Gullible Jones was right, the free market has it's place, but we already know exactly where it ends up when left entirely to it's own vices. We end up with monopolies that own absolutely everything, giving consumers no choices, and no viability for competitors. This is exactly why we've instituted antitrust and broken up corporations that owned entire markets. That was not because the government hates corporate freedom (believe it or not it's actually very pro-corporate), but because the free market failed to become competitive on it's own.

The point is that the free market is not the magic bullet for all problems. It's not going to solve discrimination in the future if it hasn't done so already.

It really sounds like your OK having employer discrimination assuming other employers exist who don't discriminate, is that a fair assessment of your opinion? Condoning wrongness on the basis that someone else isn't doing wrong... don't you think that's a slippery slope?

Reply Parent Score: 4

DrJohnnyFever Member since:

The free market rewards those who make good choices and punishes those who will make a bad choice based on irrational prejudices. This is just how it works. There is no assumption, it is what it is.

The burden of proof is on you. The government is elected by the class of idiots you seem to think can't run their own lives. How can you assume the moves of the government are correct? How can you assume a law or regulation that on its face appears to be positive but certainly has unanticipated and potentially harmful effects?

The government amplifies mistakes. This is a a necessary consequence of centralized power. Its not just me saying this. It is the reason why nearly everyone agrees we need to have a limited government in one way or another. We obviously wouldn't support a government that tells us how to live our lives in every conceivable detail even if it were right most of the time.

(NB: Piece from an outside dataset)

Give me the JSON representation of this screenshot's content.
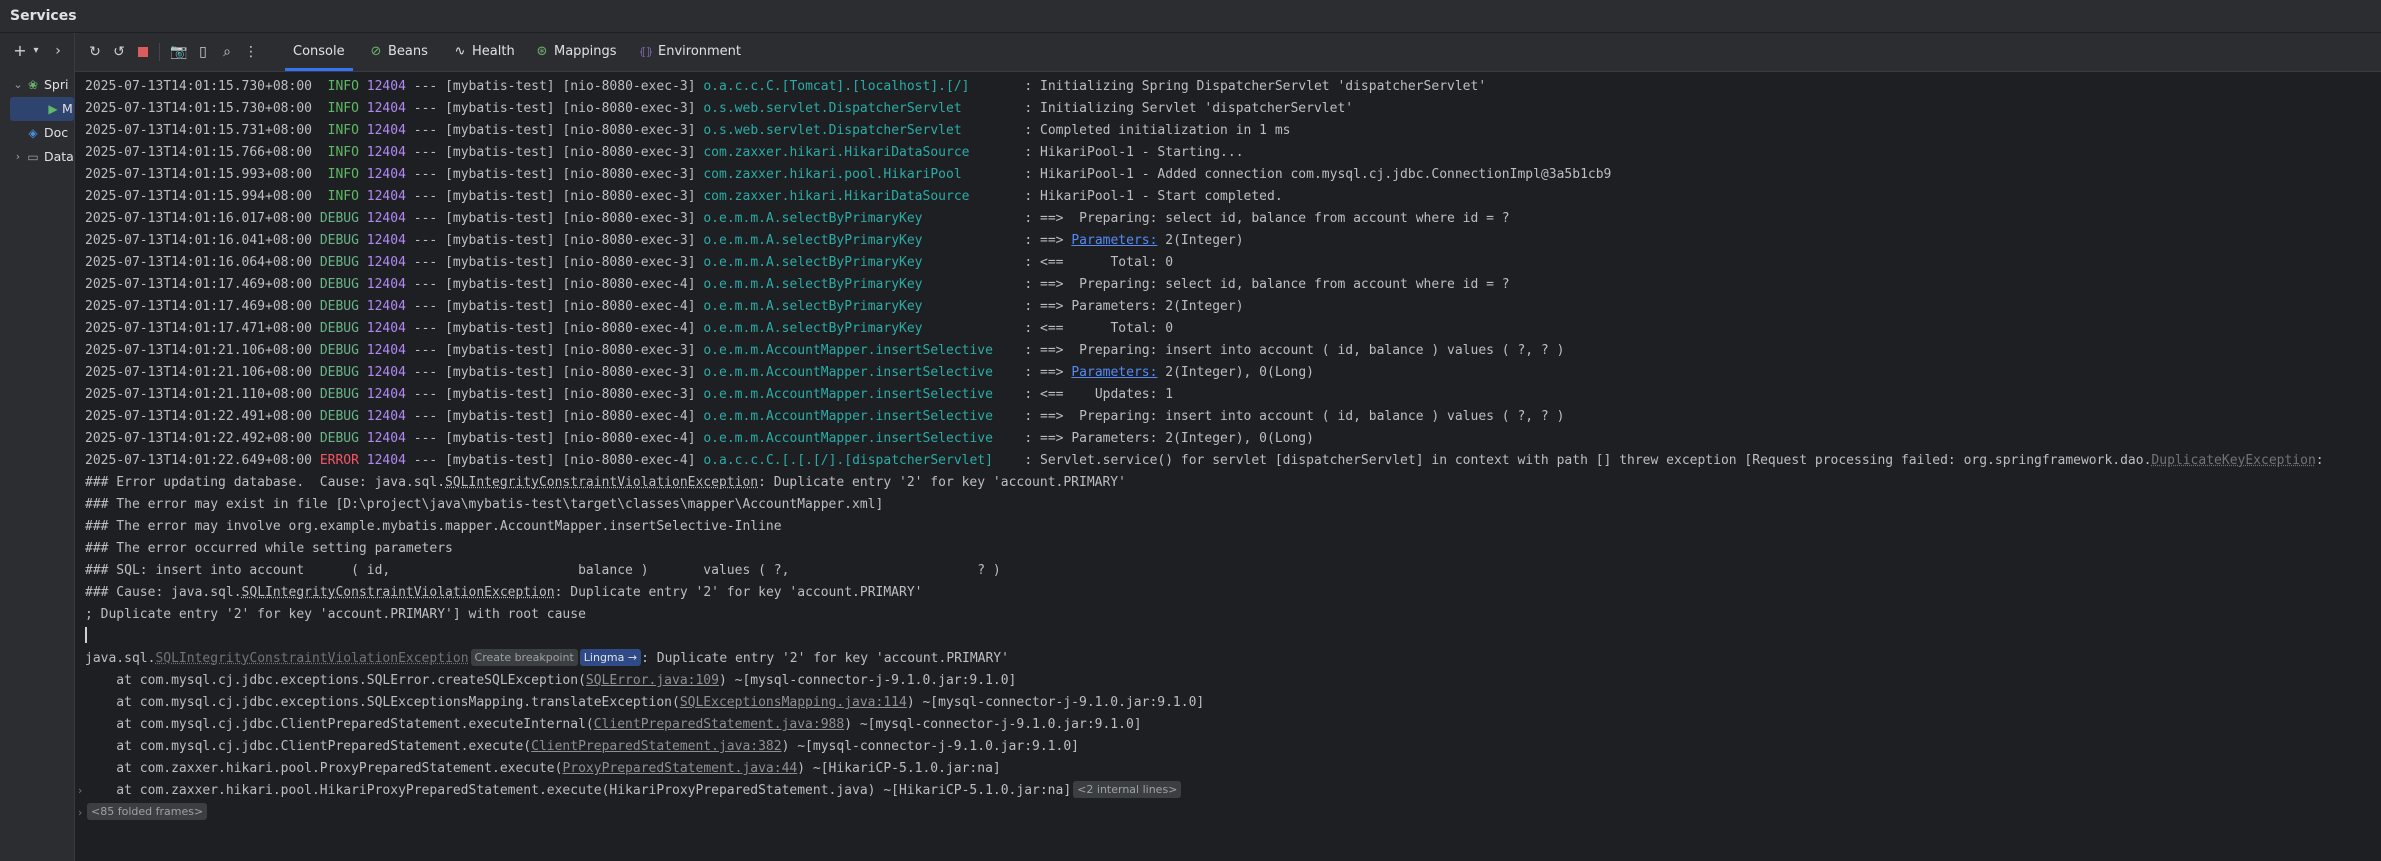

You know how to use Google. Look up the statistics on gay employment. You're capable of checking things if you find it so hard to believe. These aren't secrets, they are widely published facts. Find a source you trust and read the details.

People criticize the free market as being incapable of doing all sorts of things. Nobody can point to an example of a free market failing as the government has its hands so deep into everything you can't tell what causes what. All we can go on is logic. I still don't understand how we can argue about gay employment being in such a crisis when there are clearly gay friendly companies to work for (such as Apple, the topic of the article here) and nobody can tell me why they would want to work for an anti-gay company!

Let the market work! Stay away from anti-gay employers! If you're gay, let those companies suffer the loss of your labor!

Its so rational I don't see the issue. I also want to point out I'm not the one here posting about "disapproving of homosexual behavior in the workplace" and other nonsense. I'm neutral on sexuality completely. I have many gay friends who 100% agree with me on these issues. There is no monopoly of opinion in the gay community. At gay pride in Minneapolis, the Libertarians and anarcho-capitalist leaning groups were quite popular.

Anyway. Someone explain to me why A) they want to work for an anti-gay employer and B) how it will be helpful for them to support anti-gay employers by giving them their labor when the anti-gay employer could suffer by losing that labor and C) whether all that is worth the possibility of a company not hiring an openly gay person not because they are anti-gay but are in fear of lawsuits under this law if the gay employee ever gets fired for an unrelated reason. aka the chilling effect.

Reply Parent Score: 0